**Task goal**
What number of lines in the entries hold the string "folder"? Answer with it alone.

**Input data**
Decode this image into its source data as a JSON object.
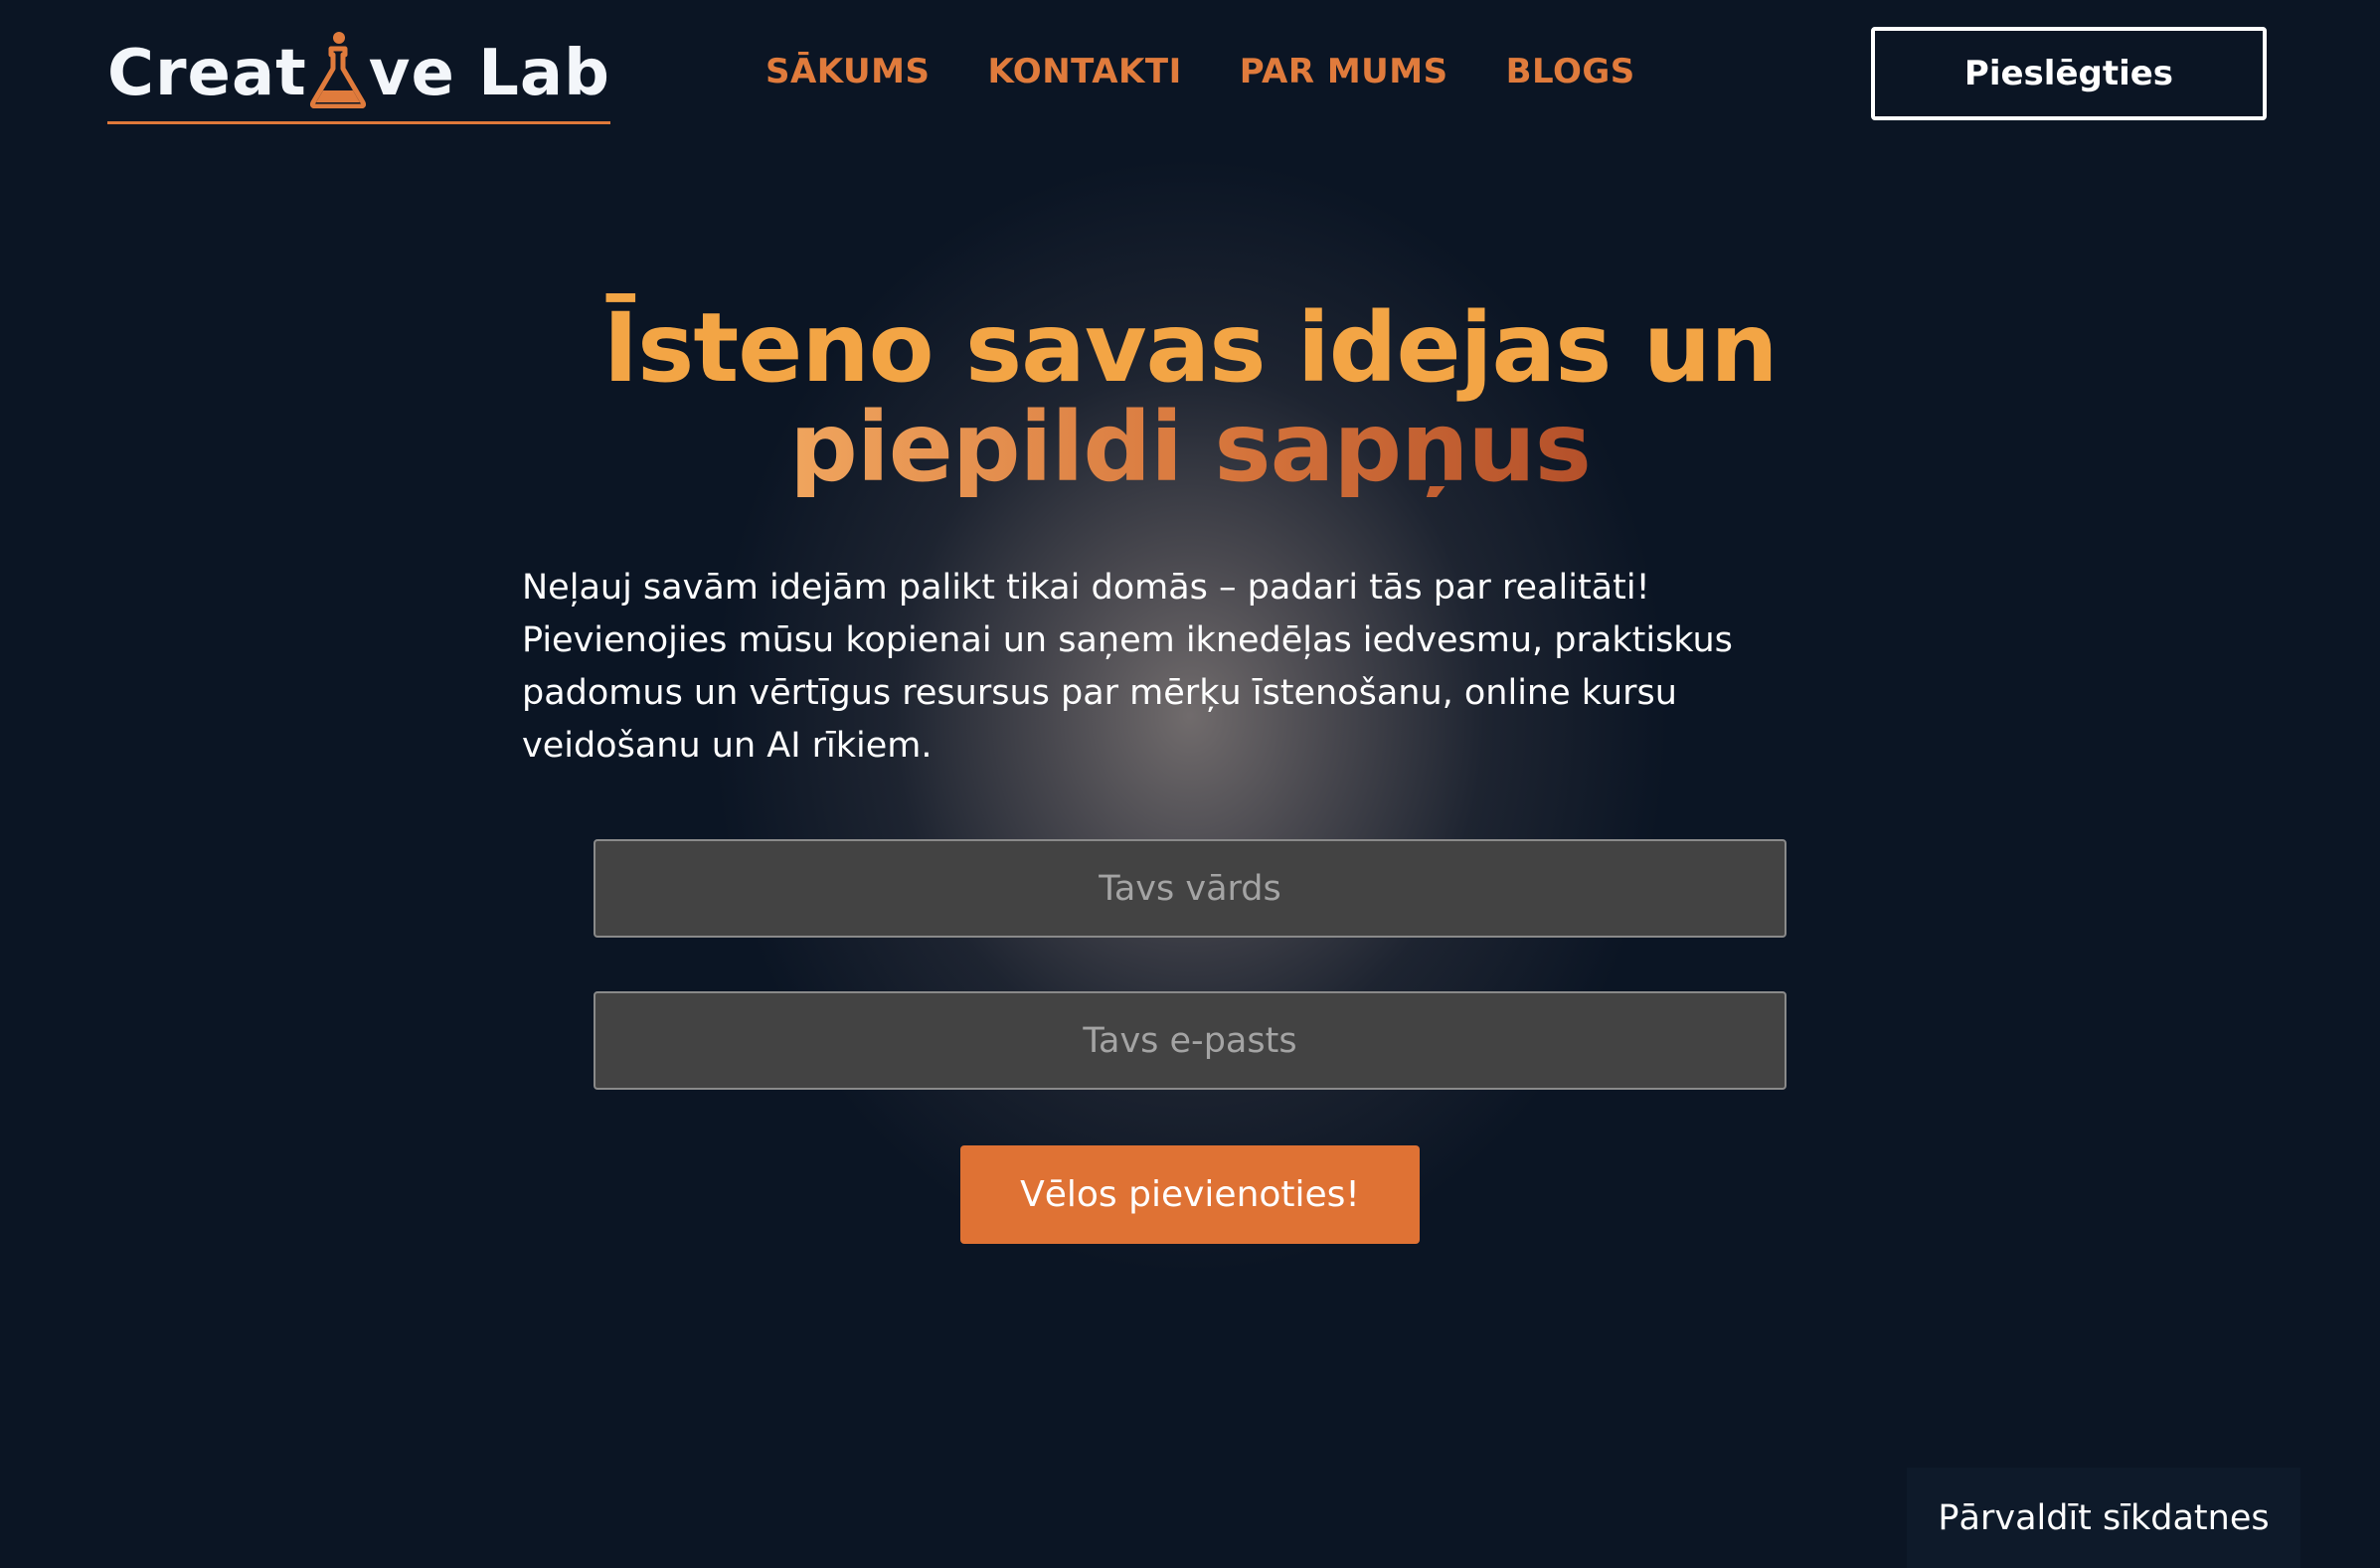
{
  "brand": {
    "logo_prefix": "Creat",
    "logo_suffix": "ve Lab",
    "logo_icon": "flask-icon",
    "accent_color": "#e07b3c",
    "background_color": "#0b1524"
  },
  "nav": {
    "items": [
      {
        "label": "SĀKUMS"
      },
      {
        "label": "KONTAKTI"
      },
      {
        "label": "PAR MUMS"
      },
      {
        "label": "BLOGS"
      }
    ]
  },
  "header": {
    "login_label": "Pieslēgties"
  },
  "hero": {
    "title_line1": "Īsteno savas idejas un",
    "title_line2": "piepildi sapņus",
    "description": "Neļauj savām idejām palikt tikai domās – padari tās par realitāti! Pievienojies mūsu kopienai un saņem iknedēļas iedvesmu, praktiskus padomus un vērtīgus resursus par mērķu īstenošanu, online kursu veidošanu un AI rīkiem."
  },
  "form": {
    "name_placeholder": "Tavs vārds",
    "name_value": "",
    "email_placeholder": "Tavs e-pasts",
    "email_value": "",
    "submit_label": "Vēlos pievienoties!"
  },
  "cookie": {
    "label": "Pārvaldīt sīkdatnes"
  }
}
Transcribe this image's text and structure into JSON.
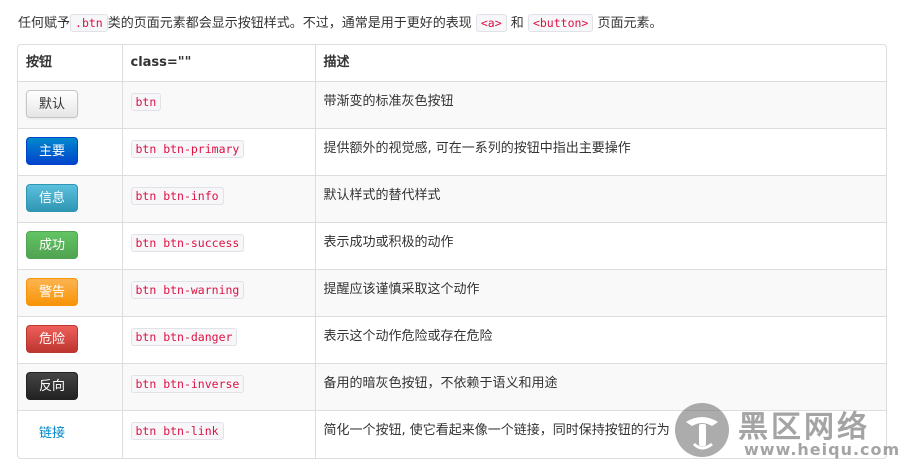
{
  "intro": {
    "text_before": "任何赋予",
    "code_btn": ".btn",
    "text_middle": "类的页面元素都会显示按钮样式。不过，通常是用于更好的表现",
    "code_a": "<a>",
    "text_and": "和",
    "code_button": "<button>",
    "text_after": "页面元素。"
  },
  "table": {
    "headers": [
      "按钮",
      "class=\"\"",
      "描述"
    ],
    "rows": [
      {
        "button_label": "默认",
        "class_name": "btn",
        "description": "带渐变的标准灰色按钮"
      },
      {
        "button_label": "主要",
        "class_name": "btn btn-primary",
        "description": "提供额外的视觉感, 可在一系列的按钮中指出主要操作"
      },
      {
        "button_label": "信息",
        "class_name": "btn btn-info",
        "description": "默认样式的替代样式"
      },
      {
        "button_label": "成功",
        "class_name": "btn btn-success",
        "description": "表示成功或积极的动作"
      },
      {
        "button_label": "警告",
        "class_name": "btn btn-warning",
        "description": "提醒应该谨慎采取这个动作"
      },
      {
        "button_label": "危险",
        "class_name": "btn btn-danger",
        "description": "表示这个动作危险或存在危险"
      },
      {
        "button_label": "反向",
        "class_name": "btn btn-inverse",
        "description": "备用的暗灰色按钮，不依赖于语义和用途"
      },
      {
        "button_label": "链接",
        "class_name": "btn btn-link",
        "description": "简化一个按钮, 使它看起来像一个链接，同时保持按钮的行为"
      }
    ]
  },
  "watermark": {
    "title": "黑区网络",
    "url": "www.heiqu.com"
  },
  "colors": {
    "code_text": "#dd1144",
    "primary": "#0044cc",
    "info": "#2f96b4",
    "success": "#51a351",
    "warning": "#f89406",
    "danger": "#bd362f",
    "inverse": "#222222",
    "link": "#0088cc"
  }
}
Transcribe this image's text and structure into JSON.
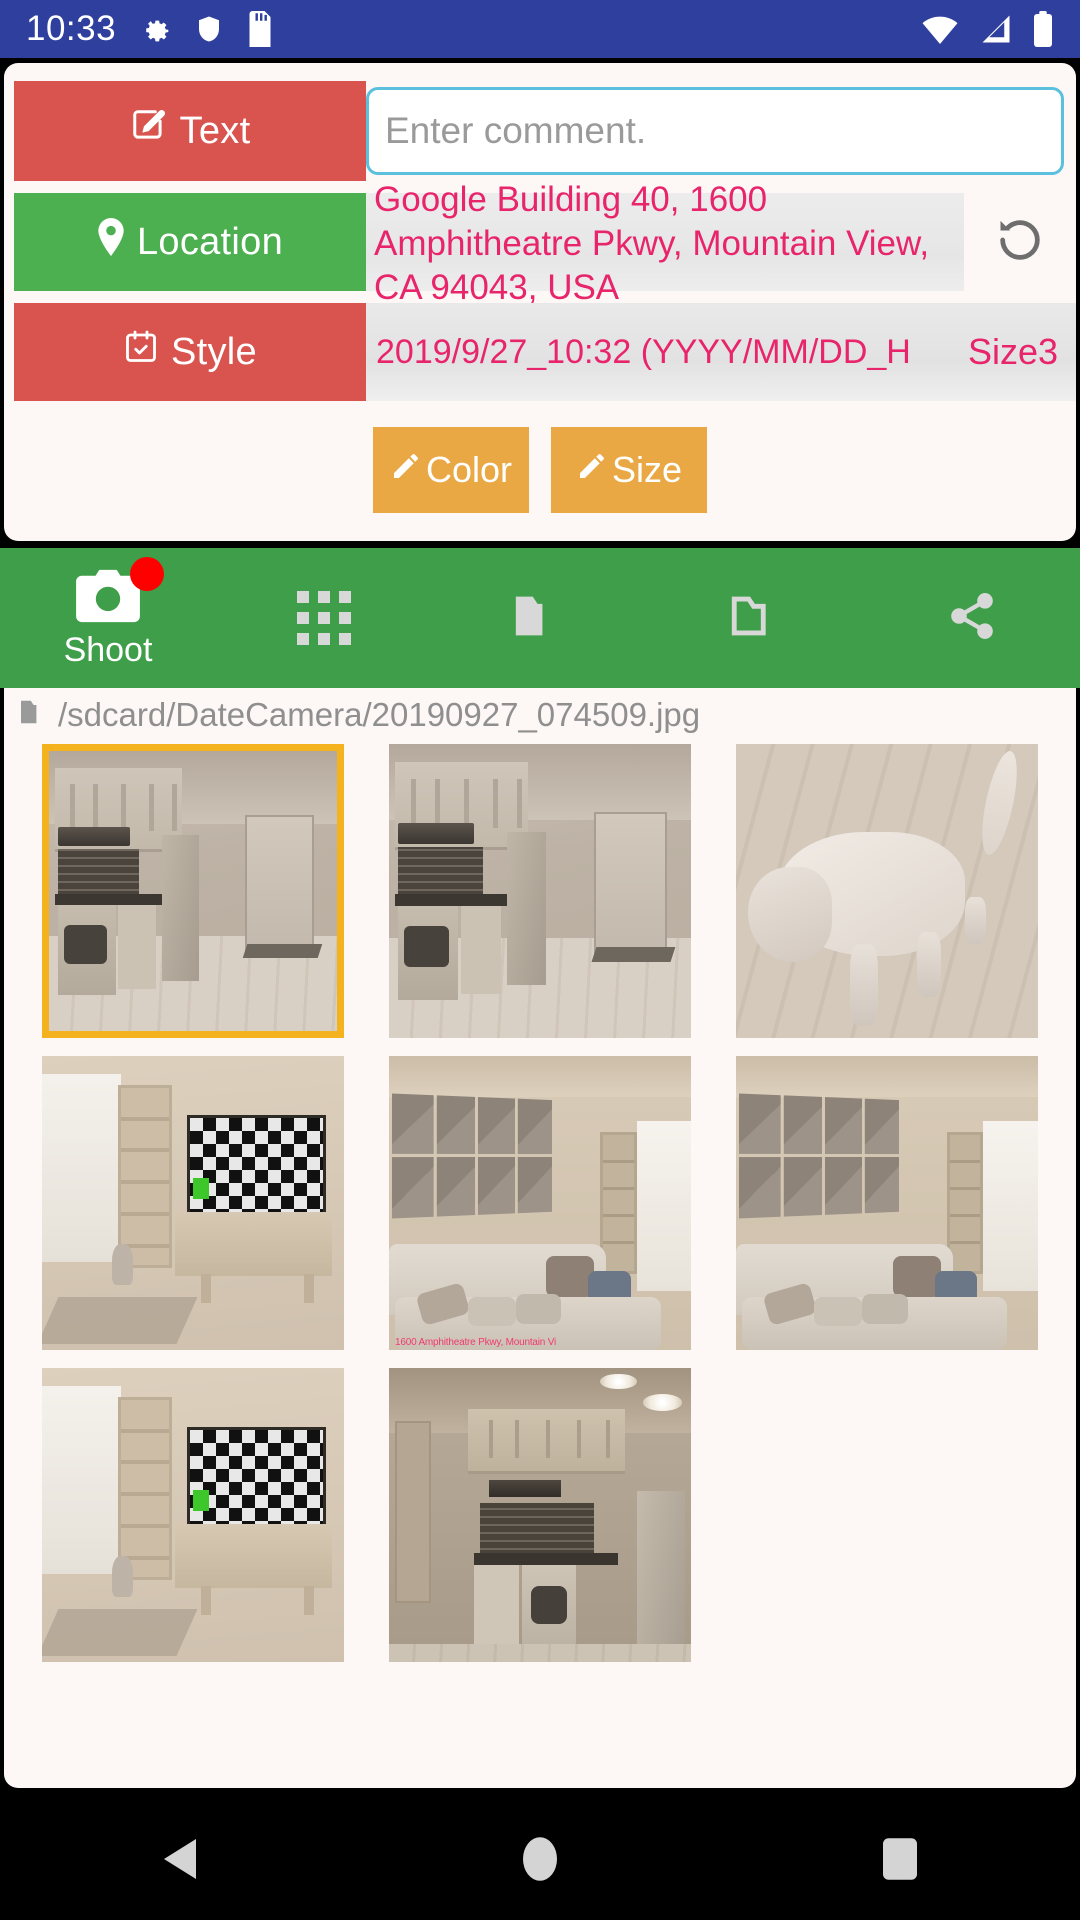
{
  "status_bar": {
    "time": "10:33",
    "left_icons": [
      "gear-icon",
      "shield-icon",
      "sdcard-icon"
    ],
    "right_icons": [
      "wifi-icon",
      "cellular-signal-icon",
      "battery-icon"
    ],
    "background_color": "#2f3f9e"
  },
  "controls": {
    "text_button": {
      "label": "Text",
      "icon": "pencil-square-icon",
      "color": "#d9534f"
    },
    "comment": {
      "value": "",
      "placeholder": "Enter comment."
    },
    "location_button": {
      "label": "Location",
      "icon": "map-pin-icon",
      "color": "#4caf50"
    },
    "location_value": "Google Building 40, 1600 Amphitheatre Pkwy, Mountain View, CA 94043, USA",
    "location_reload_icon": "reload-ccw-icon",
    "style_button": {
      "label": "Style",
      "icon": "calendar-check-icon",
      "color": "#d9534f"
    },
    "style_format": "2019/9/27_10:32 (YYYY/MM/DD_H",
    "style_size": "Size3",
    "color_button": {
      "label": "Color",
      "icon": "pencil-icon",
      "color": "#eaa844"
    },
    "size_button": {
      "label": "Size",
      "icon": "pencil-icon",
      "color": "#eaa844"
    },
    "accent_pink": "#e8246b"
  },
  "toolbar": {
    "background_color": "#3f9e49",
    "items": [
      {
        "name": "shoot",
        "label": "Shoot",
        "icon": "camera-icon",
        "badge": true
      },
      {
        "name": "grid",
        "label": "",
        "icon": "grid-icon",
        "badge": false
      },
      {
        "name": "folder-filled",
        "label": "",
        "icon": "folder-filled-icon",
        "badge": false
      },
      {
        "name": "folder-outline",
        "label": "",
        "icon": "folder-outline-icon",
        "badge": false
      },
      {
        "name": "share",
        "label": "",
        "icon": "share-icon",
        "badge": false
      }
    ]
  },
  "gallery": {
    "path_icon": "folder-icon",
    "path": "/sdcard/DateCamera/20190927_074509.jpg",
    "selection_color": "#f5b21f",
    "thumbnails": [
      {
        "scene": "kitchen",
        "selected": true,
        "stamp": ""
      },
      {
        "scene": "kitchen",
        "selected": false,
        "stamp": ""
      },
      {
        "scene": "dog",
        "selected": false,
        "stamp": ""
      },
      {
        "scene": "tvroom",
        "selected": false,
        "stamp": ""
      },
      {
        "scene": "sofaroom",
        "selected": false,
        "stamp": "1600 Amphitheatre Pkwy, Mountain Vi"
      },
      {
        "scene": "sofaroom",
        "selected": false,
        "stamp": ""
      },
      {
        "scene": "tvroom",
        "selected": false,
        "stamp": ""
      },
      {
        "scene": "kitchen2",
        "selected": false,
        "stamp": ""
      }
    ]
  },
  "navbar": {
    "back": "back-triangle-icon",
    "home": "home-circle-icon",
    "recents": "recents-square-icon"
  }
}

**Exercise output**
5